  • At Lindsay’s viral marketing job, a customer offers her “$2000 dollars to touch me,” but just then she spots her husband with his new pal, and the customer nervously whispers, “You’re married to Carl Weathers?”
  • More Carl Weathers goodness in “Marta Complex,” as Tobias asks for more acting advice and Carl explains how he hangs onto his per diem by selecting items from the craft service table. Pick the right stuff and, “Baby, you’ve got a stew goin’.” (Later, when Buster finds Carl at Lucille 2’s apartment, Carl says it’s all very innocent: “Just two adults gettin’ a stew on.”)

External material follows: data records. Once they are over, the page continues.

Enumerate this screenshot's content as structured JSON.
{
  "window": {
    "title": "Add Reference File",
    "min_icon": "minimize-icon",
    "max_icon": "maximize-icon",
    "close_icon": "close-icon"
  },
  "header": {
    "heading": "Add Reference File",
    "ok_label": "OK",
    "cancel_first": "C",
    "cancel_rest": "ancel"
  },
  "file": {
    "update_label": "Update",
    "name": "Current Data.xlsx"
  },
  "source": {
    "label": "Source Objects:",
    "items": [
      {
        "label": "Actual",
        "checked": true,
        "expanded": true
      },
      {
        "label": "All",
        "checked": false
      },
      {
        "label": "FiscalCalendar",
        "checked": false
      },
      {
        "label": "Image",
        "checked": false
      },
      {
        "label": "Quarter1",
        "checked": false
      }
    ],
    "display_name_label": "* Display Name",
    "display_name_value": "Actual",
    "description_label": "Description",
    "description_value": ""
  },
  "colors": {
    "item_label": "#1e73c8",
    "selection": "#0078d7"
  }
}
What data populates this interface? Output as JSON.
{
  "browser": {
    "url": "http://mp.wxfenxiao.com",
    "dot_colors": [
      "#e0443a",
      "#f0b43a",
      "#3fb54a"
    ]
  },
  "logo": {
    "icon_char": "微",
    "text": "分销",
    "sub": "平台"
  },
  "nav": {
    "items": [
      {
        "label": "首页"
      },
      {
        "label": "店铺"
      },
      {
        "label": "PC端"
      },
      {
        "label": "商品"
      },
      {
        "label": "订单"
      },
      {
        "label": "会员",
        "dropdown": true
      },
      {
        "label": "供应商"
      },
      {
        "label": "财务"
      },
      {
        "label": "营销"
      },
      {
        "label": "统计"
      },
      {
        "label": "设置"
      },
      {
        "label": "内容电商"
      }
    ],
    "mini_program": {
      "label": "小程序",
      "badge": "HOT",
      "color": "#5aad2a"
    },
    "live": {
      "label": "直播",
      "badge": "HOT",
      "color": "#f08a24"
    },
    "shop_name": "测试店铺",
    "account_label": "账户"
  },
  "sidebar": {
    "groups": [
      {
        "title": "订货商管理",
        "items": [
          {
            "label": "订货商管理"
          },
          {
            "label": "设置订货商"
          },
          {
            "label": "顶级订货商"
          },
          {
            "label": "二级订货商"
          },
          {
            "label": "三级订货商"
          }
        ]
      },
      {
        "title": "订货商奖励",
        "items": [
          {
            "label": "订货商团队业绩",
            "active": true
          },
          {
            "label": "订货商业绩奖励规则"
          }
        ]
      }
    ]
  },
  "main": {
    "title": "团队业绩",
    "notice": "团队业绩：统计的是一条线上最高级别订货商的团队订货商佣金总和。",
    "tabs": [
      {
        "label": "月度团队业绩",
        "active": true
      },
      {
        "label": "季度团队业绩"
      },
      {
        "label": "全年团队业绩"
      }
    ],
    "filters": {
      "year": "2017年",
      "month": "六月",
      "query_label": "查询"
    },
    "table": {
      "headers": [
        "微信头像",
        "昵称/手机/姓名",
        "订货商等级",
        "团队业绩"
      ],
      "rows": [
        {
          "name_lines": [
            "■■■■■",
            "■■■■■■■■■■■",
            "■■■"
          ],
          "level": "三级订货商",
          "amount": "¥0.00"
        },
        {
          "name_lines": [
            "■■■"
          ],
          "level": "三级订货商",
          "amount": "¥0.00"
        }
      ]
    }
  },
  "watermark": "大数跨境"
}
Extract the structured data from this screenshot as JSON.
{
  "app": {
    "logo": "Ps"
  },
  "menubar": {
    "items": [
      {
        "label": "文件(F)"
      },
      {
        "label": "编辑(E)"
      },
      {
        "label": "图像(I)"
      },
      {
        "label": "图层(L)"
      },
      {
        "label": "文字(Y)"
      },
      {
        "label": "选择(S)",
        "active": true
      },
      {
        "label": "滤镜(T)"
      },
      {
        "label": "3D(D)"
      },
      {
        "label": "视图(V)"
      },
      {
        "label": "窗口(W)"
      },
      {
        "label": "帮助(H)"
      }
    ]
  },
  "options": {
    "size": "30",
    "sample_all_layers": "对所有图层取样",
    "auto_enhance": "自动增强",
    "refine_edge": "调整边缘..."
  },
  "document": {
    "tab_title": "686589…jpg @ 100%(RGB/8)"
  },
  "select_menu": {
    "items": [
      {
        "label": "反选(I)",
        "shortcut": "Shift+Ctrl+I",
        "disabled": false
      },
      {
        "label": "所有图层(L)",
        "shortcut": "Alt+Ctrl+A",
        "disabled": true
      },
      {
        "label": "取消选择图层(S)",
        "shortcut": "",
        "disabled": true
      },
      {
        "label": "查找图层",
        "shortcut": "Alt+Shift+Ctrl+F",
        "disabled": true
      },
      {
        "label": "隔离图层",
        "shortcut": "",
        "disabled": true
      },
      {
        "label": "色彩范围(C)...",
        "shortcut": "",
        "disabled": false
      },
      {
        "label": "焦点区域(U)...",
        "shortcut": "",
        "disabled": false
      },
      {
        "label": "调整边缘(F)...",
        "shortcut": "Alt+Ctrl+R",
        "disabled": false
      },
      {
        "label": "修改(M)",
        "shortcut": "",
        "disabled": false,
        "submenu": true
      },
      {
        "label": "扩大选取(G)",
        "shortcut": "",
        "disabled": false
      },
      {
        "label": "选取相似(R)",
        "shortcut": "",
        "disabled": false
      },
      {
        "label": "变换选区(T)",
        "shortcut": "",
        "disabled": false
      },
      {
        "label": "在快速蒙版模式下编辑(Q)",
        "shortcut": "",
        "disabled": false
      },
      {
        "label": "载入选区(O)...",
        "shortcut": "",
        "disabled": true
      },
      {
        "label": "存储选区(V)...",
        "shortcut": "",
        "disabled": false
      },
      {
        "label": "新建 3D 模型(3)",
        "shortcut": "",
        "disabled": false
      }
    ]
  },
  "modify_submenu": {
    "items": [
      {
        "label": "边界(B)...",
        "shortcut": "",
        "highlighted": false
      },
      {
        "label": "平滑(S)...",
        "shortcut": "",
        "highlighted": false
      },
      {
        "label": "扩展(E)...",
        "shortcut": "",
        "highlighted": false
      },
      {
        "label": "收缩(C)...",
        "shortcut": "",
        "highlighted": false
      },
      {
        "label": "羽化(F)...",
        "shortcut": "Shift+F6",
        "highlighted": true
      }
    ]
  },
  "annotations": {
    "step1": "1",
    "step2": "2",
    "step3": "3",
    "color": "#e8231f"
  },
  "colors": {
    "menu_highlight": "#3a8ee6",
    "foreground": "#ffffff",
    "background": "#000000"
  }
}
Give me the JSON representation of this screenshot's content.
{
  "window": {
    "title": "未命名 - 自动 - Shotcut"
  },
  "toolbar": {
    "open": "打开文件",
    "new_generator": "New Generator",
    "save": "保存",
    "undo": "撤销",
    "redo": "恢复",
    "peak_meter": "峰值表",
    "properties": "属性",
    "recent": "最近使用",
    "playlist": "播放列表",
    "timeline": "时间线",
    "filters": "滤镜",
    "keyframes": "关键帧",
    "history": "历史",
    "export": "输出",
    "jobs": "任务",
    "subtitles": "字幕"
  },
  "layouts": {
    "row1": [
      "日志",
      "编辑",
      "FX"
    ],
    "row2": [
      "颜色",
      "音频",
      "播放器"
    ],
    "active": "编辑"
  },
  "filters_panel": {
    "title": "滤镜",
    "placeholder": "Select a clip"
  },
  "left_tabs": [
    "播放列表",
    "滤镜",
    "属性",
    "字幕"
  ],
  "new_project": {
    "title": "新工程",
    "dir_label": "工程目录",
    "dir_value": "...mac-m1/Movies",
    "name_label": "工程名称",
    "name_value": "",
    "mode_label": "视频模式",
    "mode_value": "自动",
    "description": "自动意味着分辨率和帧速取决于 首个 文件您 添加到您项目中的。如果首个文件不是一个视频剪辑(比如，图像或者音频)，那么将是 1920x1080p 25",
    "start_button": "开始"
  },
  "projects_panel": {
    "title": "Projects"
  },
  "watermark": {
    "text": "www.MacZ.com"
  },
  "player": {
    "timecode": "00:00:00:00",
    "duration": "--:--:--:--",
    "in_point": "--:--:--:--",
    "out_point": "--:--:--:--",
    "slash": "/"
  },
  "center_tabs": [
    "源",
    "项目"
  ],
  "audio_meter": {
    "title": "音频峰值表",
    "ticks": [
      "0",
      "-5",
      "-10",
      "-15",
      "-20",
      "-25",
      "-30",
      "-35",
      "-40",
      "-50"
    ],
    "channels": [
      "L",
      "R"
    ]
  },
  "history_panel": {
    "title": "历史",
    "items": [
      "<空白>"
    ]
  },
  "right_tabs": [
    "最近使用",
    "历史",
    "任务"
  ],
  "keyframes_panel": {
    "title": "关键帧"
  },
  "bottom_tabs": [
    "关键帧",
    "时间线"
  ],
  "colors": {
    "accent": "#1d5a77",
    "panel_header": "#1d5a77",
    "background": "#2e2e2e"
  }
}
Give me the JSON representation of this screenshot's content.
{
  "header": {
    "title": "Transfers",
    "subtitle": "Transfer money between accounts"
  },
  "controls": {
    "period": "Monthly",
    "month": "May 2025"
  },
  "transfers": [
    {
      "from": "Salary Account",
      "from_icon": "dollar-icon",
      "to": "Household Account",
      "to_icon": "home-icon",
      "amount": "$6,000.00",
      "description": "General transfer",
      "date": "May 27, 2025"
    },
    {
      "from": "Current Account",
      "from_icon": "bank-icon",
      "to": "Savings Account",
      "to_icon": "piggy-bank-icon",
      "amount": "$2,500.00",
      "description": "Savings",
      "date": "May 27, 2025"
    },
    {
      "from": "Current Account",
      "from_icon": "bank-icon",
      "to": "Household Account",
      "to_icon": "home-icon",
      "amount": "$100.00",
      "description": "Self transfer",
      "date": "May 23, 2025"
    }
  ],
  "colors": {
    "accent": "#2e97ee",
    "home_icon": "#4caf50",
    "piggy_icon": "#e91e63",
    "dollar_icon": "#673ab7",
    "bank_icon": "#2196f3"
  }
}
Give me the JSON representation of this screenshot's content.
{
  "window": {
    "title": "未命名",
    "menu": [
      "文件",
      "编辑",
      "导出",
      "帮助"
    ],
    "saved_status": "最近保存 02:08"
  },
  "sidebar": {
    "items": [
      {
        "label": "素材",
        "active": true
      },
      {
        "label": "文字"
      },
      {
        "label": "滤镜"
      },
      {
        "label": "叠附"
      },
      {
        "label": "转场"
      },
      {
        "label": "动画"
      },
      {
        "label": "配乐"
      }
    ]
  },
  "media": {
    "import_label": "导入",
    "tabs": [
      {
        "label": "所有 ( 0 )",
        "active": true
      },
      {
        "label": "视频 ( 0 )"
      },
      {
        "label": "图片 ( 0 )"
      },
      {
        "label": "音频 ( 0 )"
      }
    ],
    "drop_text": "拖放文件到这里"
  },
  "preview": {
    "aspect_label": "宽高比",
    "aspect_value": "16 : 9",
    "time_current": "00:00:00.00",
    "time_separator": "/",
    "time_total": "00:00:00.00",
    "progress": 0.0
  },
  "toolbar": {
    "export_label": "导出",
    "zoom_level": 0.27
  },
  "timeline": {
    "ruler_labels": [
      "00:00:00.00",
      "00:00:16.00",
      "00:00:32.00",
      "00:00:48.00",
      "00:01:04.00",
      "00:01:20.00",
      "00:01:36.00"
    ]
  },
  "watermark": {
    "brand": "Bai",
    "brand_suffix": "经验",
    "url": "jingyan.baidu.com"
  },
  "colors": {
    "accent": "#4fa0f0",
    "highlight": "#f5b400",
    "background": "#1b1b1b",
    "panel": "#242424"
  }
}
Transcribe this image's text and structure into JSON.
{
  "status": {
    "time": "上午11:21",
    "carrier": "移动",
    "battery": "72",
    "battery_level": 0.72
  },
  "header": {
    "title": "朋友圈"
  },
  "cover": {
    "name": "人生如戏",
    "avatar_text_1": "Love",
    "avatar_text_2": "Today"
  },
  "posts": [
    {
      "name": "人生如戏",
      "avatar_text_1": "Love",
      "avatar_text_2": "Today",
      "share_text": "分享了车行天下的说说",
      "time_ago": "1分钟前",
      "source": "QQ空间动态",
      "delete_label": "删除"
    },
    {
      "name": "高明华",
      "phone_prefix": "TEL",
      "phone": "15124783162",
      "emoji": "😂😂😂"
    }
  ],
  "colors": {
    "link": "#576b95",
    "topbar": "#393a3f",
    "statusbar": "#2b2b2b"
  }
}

  • George Sr., after touting the joys of solitary to his wife, asks a guard: “Any chance that The Hole is available between 4 and 6?” Lucille: “I don’t even want to know what that means!”
  • Buster, refusing a tissue from his mother: “I can blow myself, and you have interfered for the last time!”
  • “I think that the world is about to fall in love with Frightened Inmate #2.”
  • The best “on the next” in “Public Relations:” Buster moves to the kitchen. (Tony Hale, ladies and gentlemen.)
  • The best “on the next” in “Marta Complex:” Maeby asks George-Michael if he wants to go to the movies. George-Michael quickly plucks one of her hairs and rushes out of the room, saying, “I’ll let you know when I get back from the lab.”
  • I’m taking my first of two breaks next week. (The other one will be the first week of August.) Back in two weeks with “Beef Consommé” and “Shock And Aww.”